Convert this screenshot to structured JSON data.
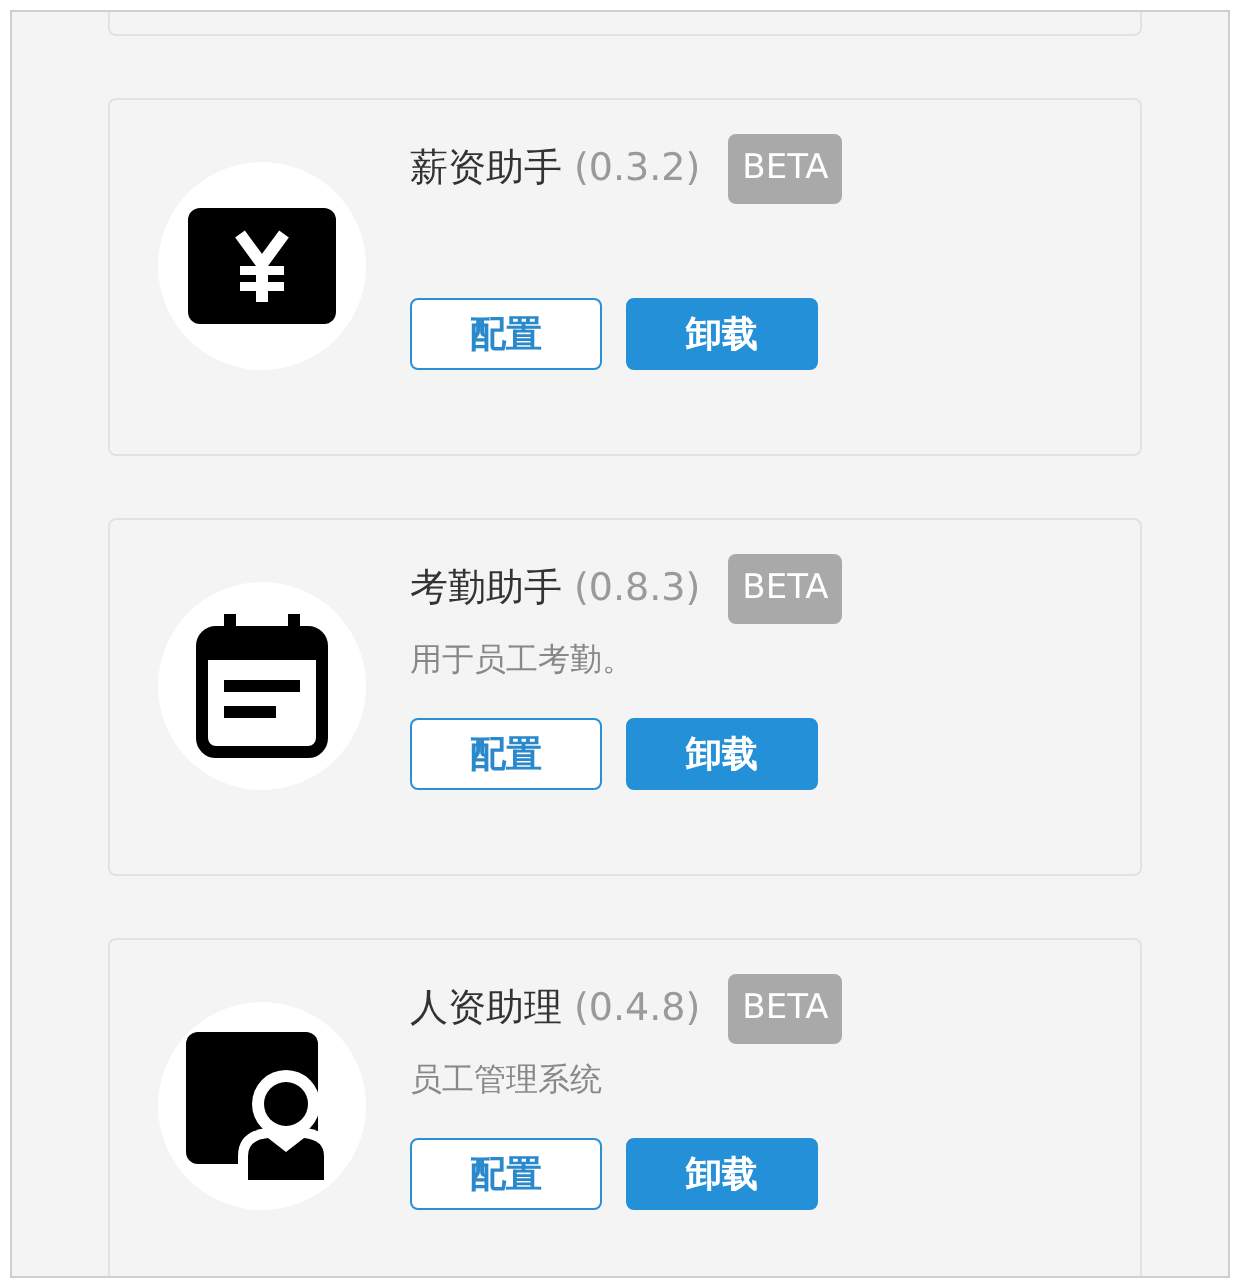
{
  "plugins": [
    {
      "kind": "yen",
      "name": "薪资助手",
      "version": "(0.3.2)",
      "badge": "BETA",
      "buttons": [
        {
          "label": "配置",
          "kind": "outline"
        },
        {
          "label": "卸载",
          "kind": "primary"
        }
      ]
    },
    {
      "kind": "calendar",
      "name": "考勤助手",
      "version": "(0.8.3)",
      "badge": "BETA",
      "description": "用于员工考勤。",
      "buttons": [
        {
          "label": "配置",
          "kind": "outline"
        },
        {
          "label": "卸载",
          "kind": "primary"
        }
      ]
    },
    {
      "kind": "person",
      "name": "人资助理",
      "version": "(0.4.8)",
      "badge": "BETA",
      "description": "员工管理系统",
      "buttons": [
        {
          "label": "配置",
          "kind": "outline"
        },
        {
          "label": "卸载",
          "kind": "primary"
        }
      ]
    }
  ]
}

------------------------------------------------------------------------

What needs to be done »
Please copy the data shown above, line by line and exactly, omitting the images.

Response to the task »
Convert this screenshot to structured JSON data.
{
  "plugins": [
    {
      "kind": "yen",
      "name": "薪资助手",
      "version": "(0.3.2)",
      "badge": "BETA",
      "buttons": [
        {
          "label": "配置",
          "kind": "outline"
        },
        {
          "label": "卸载",
          "kind": "primary"
        }
      ]
    },
    {
      "kind": "calendar",
      "name": "考勤助手",
      "version": "(0.8.3)",
      "badge": "BETA",
      "description": "用于员工考勤。",
      "buttons": [
        {
          "label": "配置",
          "kind": "outline"
        },
        {
          "label": "卸载",
          "kind": "primary"
        }
      ]
    },
    {
      "kind": "person",
      "name": "人资助理",
      "version": "(0.4.8)",
      "badge": "BETA",
      "description": "员工管理系统",
      "buttons": [
        {
          "label": "配置",
          "kind": "outline"
        },
        {
          "label": "卸载",
          "kind": "primary"
        }
      ]
    }
  ]
}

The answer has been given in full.